Hi, Welcome back to our updates on the Insolvency and Bankruptcy Code featuring developments during January 2023

IBC Brief – January, 2023

Hi! Welcome back to our updates on the Insolvency and Bankruptcy Code featuring developments during January, 2023.

Earlier this month, our Insolvency team prepared a yearly round-up covering a snapshot of all the major developments in the Insolvency Law of India.

From the Docket

The Hon’ble Supreme Court of India in IFB Agro Industries v SICGIL India held that the National Company Law Tribunal, cannot exercise parallel jurisdiction with the Securities and Exchange Board of India for addressing the violation of the regulations framed under the SEBI Act.

In Sabarmati Gas Limited v Shah Alloys Limited the Hon’ble Supreme Court held that an application under Section 7 or 9 of the IBC may be condoned by an application under Section 5 of the Limitation Act on showing sufficient cause.

The National Company Law Appellate Tribunal (NCLAT) in South Delhi Municipal Corporation v. MEP Infrastructure Developers has stated that in cases where a contractor is employed to collect toll tax, the amount that the contractor is owed under the toll collection agreement would be considered an “operational debt” under the IBC.

The NCLAT in Shapoorji Pallonji Finance Private Limited v. Rekha Singh held that the NCLT retains jurisdiction over a non-banking financial company even if its asset size falls below the threshold specified by the Ministry of Corporate Affairs during the pendency of an insolvency resolution process.

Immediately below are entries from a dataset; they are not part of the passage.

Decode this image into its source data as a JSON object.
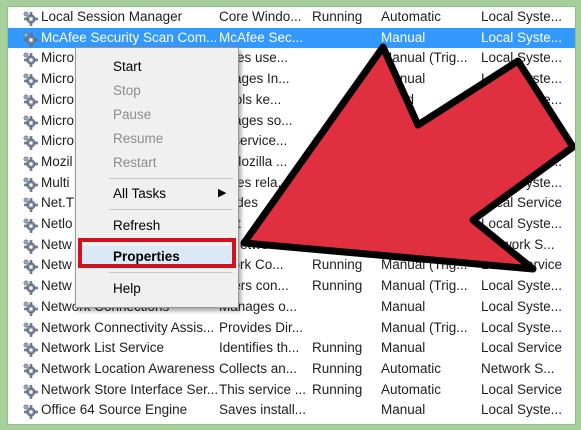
{
  "services": [
    {
      "name": "Local Session Manager",
      "desc": "Core Windo...",
      "status": "Running",
      "startup": "Automatic",
      "logon": "Local Syste..."
    },
    {
      "name": "McAfee Security Scan Com...",
      "desc": "McAfee Sec...",
      "status": "",
      "startup": "Manual",
      "logon": "Local Syste..."
    },
    {
      "name": "Micro",
      "desc": "ables use...",
      "status": "",
      "startup": "Manual (Trig...",
      "logon": "Local Syste..."
    },
    {
      "name": "Micro",
      "desc": "anages In...",
      "status": "",
      "startup": "Manual",
      "logon": "Local Syste..."
    },
    {
      "name": "Micro",
      "desc": "ntrols ke...",
      "status": "",
      "startup": "abled",
      "logon": "Local Syste..."
    },
    {
      "name": "Micro",
      "desc": "anages so...",
      "status": "",
      "startup": "ual",
      "logon": "Local Syste..."
    },
    {
      "name": "Micro",
      "desc": "st service...",
      "status": "",
      "startup": "",
      "logon": "etwork S..."
    },
    {
      "name": "Mozil",
      "desc": "e Mozilla ...",
      "status": "",
      "startup": "",
      "logon": "Local Syste..."
    },
    {
      "name": "Multi",
      "desc": "ables rela...",
      "status": "",
      "startup": "",
      "logon": "Local Syste..."
    },
    {
      "name": "Net.T",
      "desc": "ovides",
      "status": "",
      "startup": "",
      "logon": "Local Service"
    },
    {
      "name": "Netlo",
      "desc": "aint",
      "status": "",
      "startup": "",
      "logon": "Local Syste..."
    },
    {
      "name": "Netw",
      "desc": "e Netwo",
      "status": "",
      "startup": "",
      "logon": "Network S..."
    },
    {
      "name": "Netw",
      "desc": "twork Co...",
      "status": "Running",
      "startup": "Manual (Trig...",
      "logon": "Local Service"
    },
    {
      "name": "Netw",
      "desc": "okers con...",
      "status": "Running",
      "startup": "Manual (Trig...",
      "logon": "Local Syste..."
    },
    {
      "name": "Network Connections",
      "desc": "Manages o...",
      "status": "",
      "startup": "Manual",
      "logon": "Local Syste..."
    },
    {
      "name": "Network Connectivity Assis...",
      "desc": "Provides Dir...",
      "status": "",
      "startup": "Manual (Trig...",
      "logon": "Local Syste..."
    },
    {
      "name": "Network List Service",
      "desc": "Identifies th...",
      "status": "Running",
      "startup": "Manual",
      "logon": "Local Service"
    },
    {
      "name": "Network Location Awareness",
      "desc": "Collects an...",
      "status": "Running",
      "startup": "Automatic",
      "logon": "Network S..."
    },
    {
      "name": "Network Store Interface Ser...",
      "desc": "This service ...",
      "status": "Running",
      "startup": "Automatic",
      "logon": "Local Service"
    },
    {
      "name": "Office 64 Source Engine",
      "desc": "Saves install...",
      "status": "",
      "startup": "Manual",
      "logon": "Local Syste..."
    }
  ],
  "context_menu": {
    "start": "Start",
    "stop": "Stop",
    "pause": "Pause",
    "resume": "Resume",
    "restart": "Restart",
    "all_tasks": "All Tasks",
    "refresh": "Refresh",
    "properties": "Properties",
    "help": "Help"
  },
  "colors": {
    "selection": "#3399ff",
    "highlight_box": "#d0121e",
    "arrow_fill": "#e03040",
    "background": "#a7cf9c"
  },
  "icons": {
    "service": "gear-icon",
    "submenu": "chevron-right-icon",
    "pointer": "big-arrow-icon"
  }
}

The Hon’ble NCLAT, in Jindal Stainless Limited v. Mr. Shailendra Ajmera, R.P. of Mittal Corporation held that the CoC cannot be directed to accept the resolution plan of the resolution applicant post closer of the challenge process.

InShivashakti Elmech Private Limited v. Shiv Nandan Sharma, there was a dispute over the eligibility of the successful resolution applicant. The applicant was a related party and had undergone a financial reorganization process after the resolution plan had been approved by the committee of creditors. However, the challenge to the eligibility was rejected by the NCLAT. The NCLAT held that the successful resolution applicant did not become ineligible under Section 29-A(c) due to the financial reorganization process that occurred post-approval of the resolution plan. The NCLAT also ruled that being a related party did not automatically disqualify a party from submitting a resolution plan for a corporate debtor, provided they were not otherwise disqualified under Section 29-A.

Thank you for reading.

– Sarthak Advocates & Solicitors